New Delhi: India may harvest its second highest amount ever of food grains in 2010/11, including a record 81.47 million tonnes wheat, its agriculture minister said on Wednesday, which could help the government in reining in food inflation.
The cost of food for families in Asia’s third-largest economy has soared 17% over the past year, latest data showed, boosted most recently by gains in onions and other everyday vegetables as harvests are hit by unseasonal rains.
India is likely to harvest 232.07 million tonnes grains in 2010/11, sharply higher than the 218.11 million tonnes produced a year ago, Pawar said, when a severe drought hit India’s crops. Output hit a record of 234.47 million tonnes in 2008/09.
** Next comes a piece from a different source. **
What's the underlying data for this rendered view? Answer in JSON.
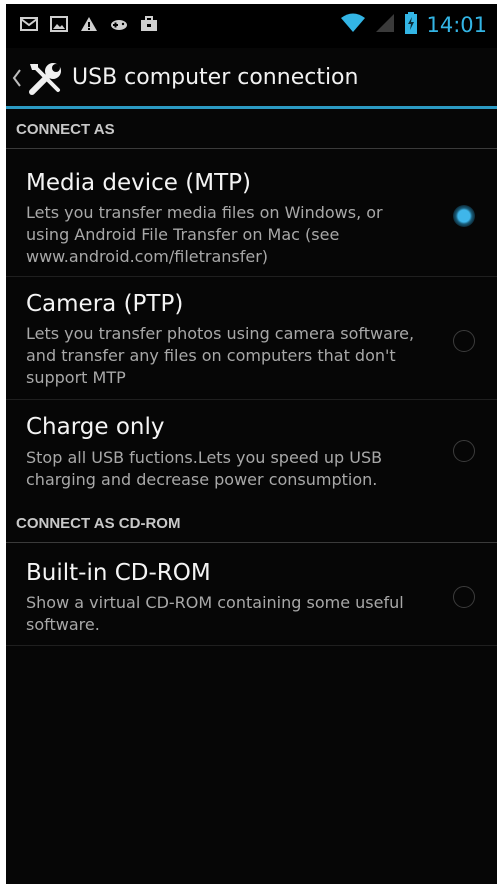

“We succeeded in raising food grain production because of higher support prices,” Pawar said, highlighting a sharp rise in the level set by the government as a minimum for rice and wheat in the past few years.
India, the world’s second-biggest producer of wheat, plants the grain from October and harvests from March.
The production of winter-sown oilseeds is likely to rise by 5.5% on a year ago to 9.6 million tonnes, while lentil output will rise by 12.6% to a record high of 16.51 million tonnes, a statement from Pawar’s ministry said.
Output of rapeseed, the main winter oilseed crop, is expected to rise to 7.4 million tonnes in 2011 against 6.6 million tonnes in the previous year.
Pawar said the government should adopt a liberal approach in deciding on exports of food grains and vegetables. He stressed the need of exports of sugar to support local farmers and mills—a key concern in the farm portfolio.
“After protecting domestic consumers’ interest, one can think about sugar exports. Cane areas are rising and farmers are demanding exports to be allowed,” he said.
The country has flip-flopped on sugar exports. In December, Pawar said mills could export 500,000 tonnes of sugar under Open General Licence (OGL). But the government, bowing to public pressure over food prices, has referred the issue to a panel of ministers, which is yet to make a decision.
The government should allow exports of onions and adopt a more friendly policy in exports of premium grade rice like basmati that middle and lower-middle class consumers don’t consume, Pawar said.